**The task:** Scan the entries below, and for each line that includes the word "game", make a copy.

**Records shown:**
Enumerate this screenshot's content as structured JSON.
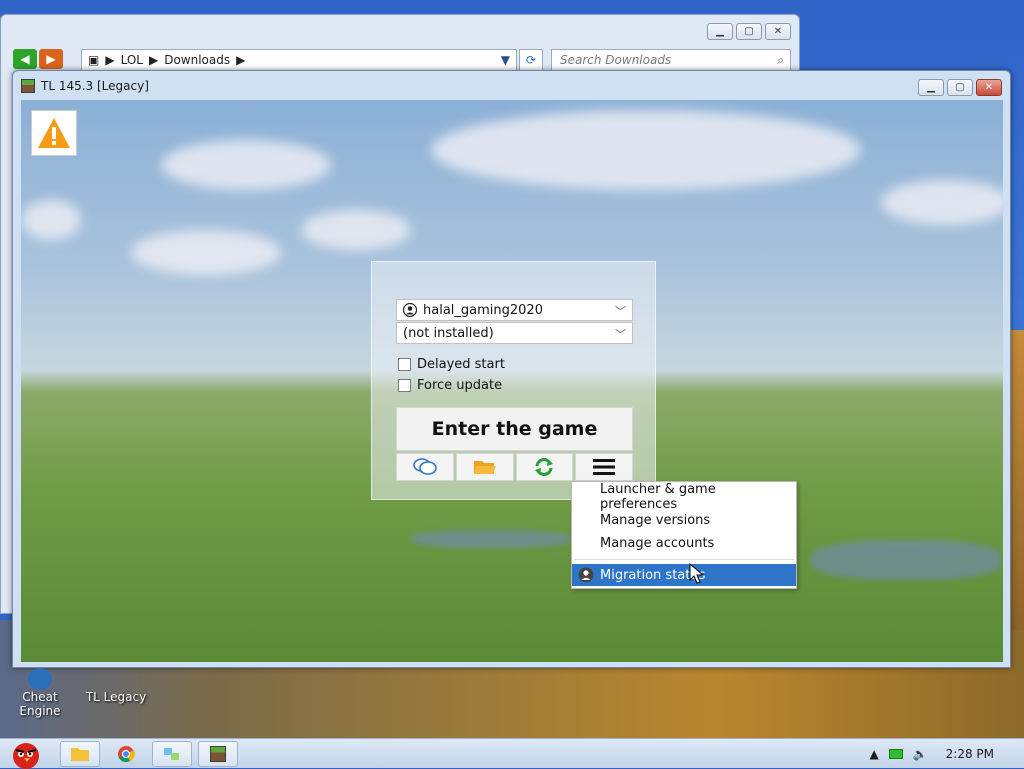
{
  "explorer": {
    "path": [
      "LOL",
      "Downloads"
    ],
    "search_placeholder": "Search Downloads"
  },
  "tl": {
    "title": "TL 145.3 [Legacy]",
    "account": "halal_gaming2020",
    "version": "(not installed)",
    "delayed_start": "Delayed start",
    "force_update": "Force update",
    "enter_button": "Enter the game"
  },
  "menu": {
    "items": [
      "Launcher & game preferences",
      "Manage versions",
      "Manage accounts",
      "Migration status"
    ],
    "highlight_color": "#2e74c9"
  },
  "desktop": {
    "icons": [
      "Cheat Engine",
      "TL Legacy"
    ]
  },
  "taskbar": {
    "time": "2:28 PM"
  }
}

**Answer below:**
    "enter_button": "Enter the game"
      "Launcher & game preferences",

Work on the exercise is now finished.